Seeking to keep the pressure on Iran, Bush said in a press conference a day after the NIE was released, "Iran was dangerous, Iran is dangerous and Iran will be dangerous if they have the knowledge necessary to make a nuclear weapon." Challenging the conclusions of the NIE and the IAEA, Bush's press secretary, Dana Perino, argued at a press conference that "Iran could restart a weapons program and may still have one that is not known to the outside world." Hard-line Republicans in Congress have also jumped on board, questioning the truthfulness of the NIE. For example, Sen. John Ensign, R-Nev., is proposing a congressional commission to investigate its conclusions.
Most of these same lawmakers had no such problems with the intelligence estimate on Iraq back in 2002 before the invasion and occupation. Indeed, Ensign's call for a congressional commission for the Iran NIE is a clear example of the very type of politicization of facts that led us to war in Iraq.

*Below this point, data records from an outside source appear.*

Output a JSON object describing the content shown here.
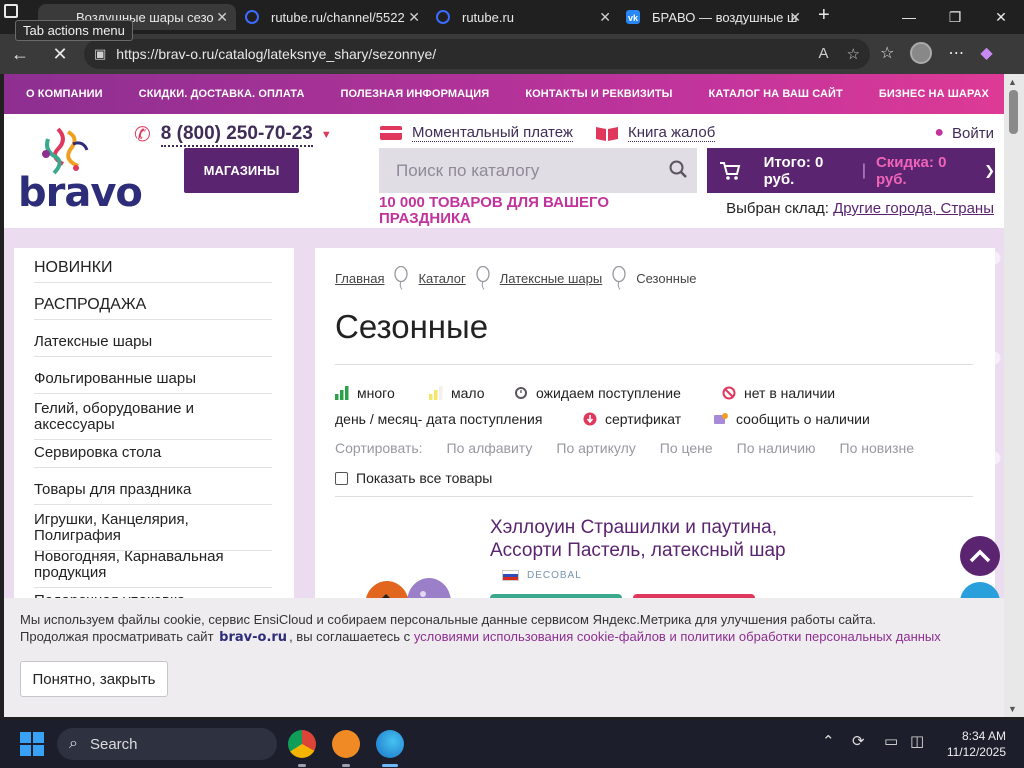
{
  "browser": {
    "tooltip": "Tab actions menu",
    "tabs": [
      {
        "title": "Воздушные шары сезо",
        "active": true
      },
      {
        "title": "rutube.ru/channel/5522",
        "active": false
      },
      {
        "title": "rutube.ru",
        "active": false
      },
      {
        "title": "БРАВО — воздушные ш",
        "active": false
      }
    ],
    "url": "https://brav-o.ru/catalog/lateksnye_shary/sezonnye/"
  },
  "topnav": {
    "items": [
      "О КОМПАНИИ",
      "СКИДКИ. ДОСТАВКА. ОПЛАТА",
      "ПОЛЕЗНАЯ ИНФОРМАЦИЯ",
      "КОНТАКТЫ И РЕКВИЗИТЫ",
      "КАТАЛОГ НА ВАШ САЙТ",
      "БИЗНЕС НА ШАРАХ"
    ]
  },
  "header": {
    "logo_text": "bravo",
    "phone": "8 (800) 250-70-23",
    "shops_button": "МАГАЗИНЫ",
    "instant_payment": "Моментальный платеж",
    "complaints_book": "Книга жалоб",
    "login": "Войти",
    "search_placeholder": "Поиск по каталогу",
    "promo": "10 000 ТОВАРОВ ДЛЯ ВАШЕГО ПРАЗДНИКА",
    "cart_total": "Итого: 0 руб.",
    "cart_discount": "Скидка: 0 руб.",
    "warehouse_label": "Выбран склад:",
    "warehouse_value": "Другие города, Страны"
  },
  "sidebar": {
    "items": [
      "НОВИНКИ",
      "РАСПРОДАЖА",
      "Латексные шары",
      "Фольгированные шары",
      "Гелий, оборудование и аксессуары",
      "Сервировка стола",
      "Товары для праздника",
      "Игрушки, Канцелярия, Полиграфия",
      "Новогодняя, Карнавальная продукция",
      "Подарочная упаковка"
    ]
  },
  "main": {
    "breadcrumbs": [
      "Главная",
      "Каталог",
      "Латексные шары",
      "Сезонные"
    ],
    "title": "Сезонные",
    "legend": {
      "many": "много",
      "few": "мало",
      "awaiting": "ожидаем поступление",
      "none": "нет в наличии",
      "date": "день / месяц- дата поступления",
      "certificate": "сертификат",
      "notify": "сообщить о наличии"
    },
    "sort": {
      "label": "Сортировать:",
      "options": [
        "По алфавиту",
        "По артикулу",
        "По цене",
        "По наличию",
        "По новизне"
      ]
    },
    "show_all": "Показать все товары",
    "product": {
      "title": "Хэллоуин Страшилки и паутина, Ассорти Пастель, латексный шар",
      "brand": "DECOBAL"
    }
  },
  "cookie": {
    "line1": "Мы используем файлы cookie, сервис EnsiCloud и собираем персональные данные сервисом Яндекс.Метрика для улучшения работы сайта.",
    "line2_prefix": "Продолжая просматривать сайт",
    "site": "brav-o.ru",
    "line2_mid": ", вы соглашаетесь с",
    "link": "условиями использования cookie-файлов и политики обработки персональных данных",
    "button": "Понятно, закрыть"
  },
  "taskbar": {
    "search": "Search",
    "time": "8:34 AM",
    "date": "11/12/2025"
  },
  "colors": {
    "brand_purple": "#5a2470",
    "accent_pink": "#c2349c",
    "nav_gradient_start": "#8d2f91",
    "nav_gradient_end": "#dd3a95"
  }
}
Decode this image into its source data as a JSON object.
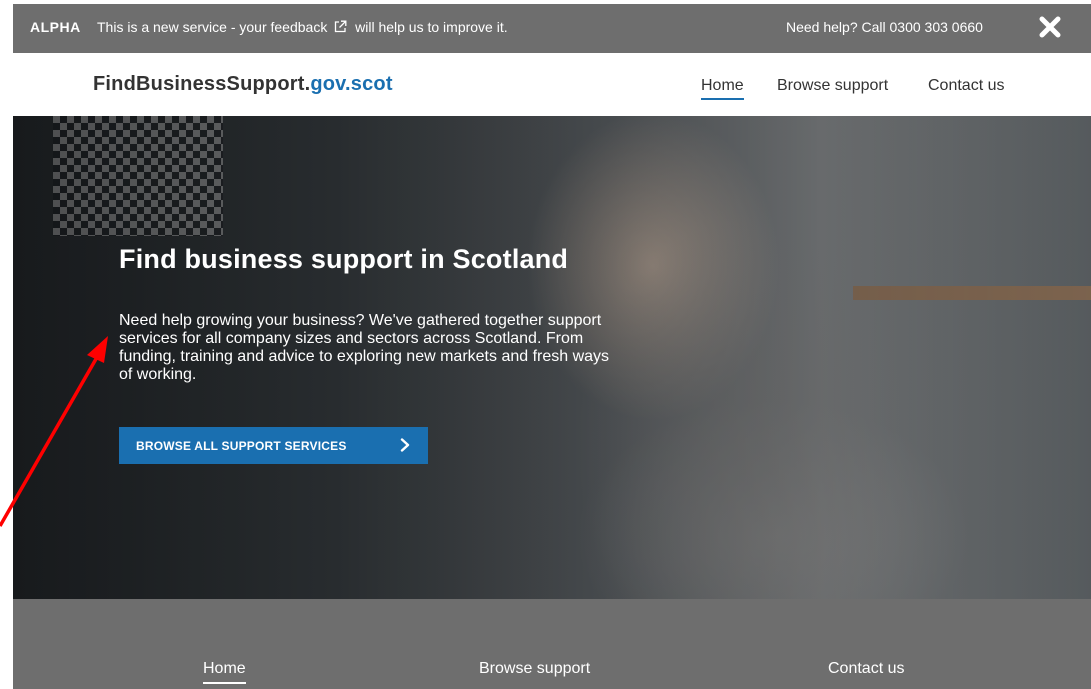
{
  "banner": {
    "tag": "ALPHA",
    "message_prefix": "This is a new service - your feedback",
    "message_suffix": "will help us to improve it.",
    "help": "Need help? Call 0300 303 0660"
  },
  "header": {
    "logo_main": "FindBusinessSupport.",
    "logo_accent": "gov.scot",
    "nav": [
      "Home",
      "Browse support",
      "Contact us"
    ]
  },
  "hero": {
    "title": "Find business support in Scotland",
    "description": "Need help growing your business? We've gathered together support services for all company sizes and sectors across Scotland. From funding, training and advice to exploring new markets and fresh ways of working.",
    "cta": "BROWSE ALL SUPPORT SERVICES"
  },
  "footer": {
    "nav": [
      "Home",
      "Browse support",
      "Contact us"
    ]
  },
  "colors": {
    "accent": "#1a6fb0",
    "banner_bg": "#6e6e6e",
    "annotation": "#ff0000"
  },
  "icons": {
    "external_link": "external-link-icon",
    "close": "close-icon",
    "chevron": "chevron-right-icon"
  }
}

Fortunately, efforts like those in Gary may help keep lawmakers more honest in their assessment of Iran's intentions and the direction of U.S. foreign policy. Responding to the NIE, Rep. Tom Lantos, D-Calif., said, "This newest information supports what I have said all along: We need to give diplomacy with Iran more of a chance." Also echoing Gary's recommendations, Sen. Chuck Hagel, R-Neb., stated, "The United States must employ a comprehensive strategy that uses all elements of its foreign policy arsenal, in particular offering 'direct, unconditional and comprehensive talks' with Iran -- where all issues, ours and Iran's, are on the table."
With the facts from the NIE, the success of the IAEA inspections and the majority of the international community favoring continued diplomacy, it may seem like the threat of war with Iran has been avoided. But as Bush and the hard-liners push back, Gary, Ind., cannot stand alone. It's time to offer a clear alternative to war. With hundreds of other towns standing shoulder to shoulder with those from Gary, we can have that opportunity.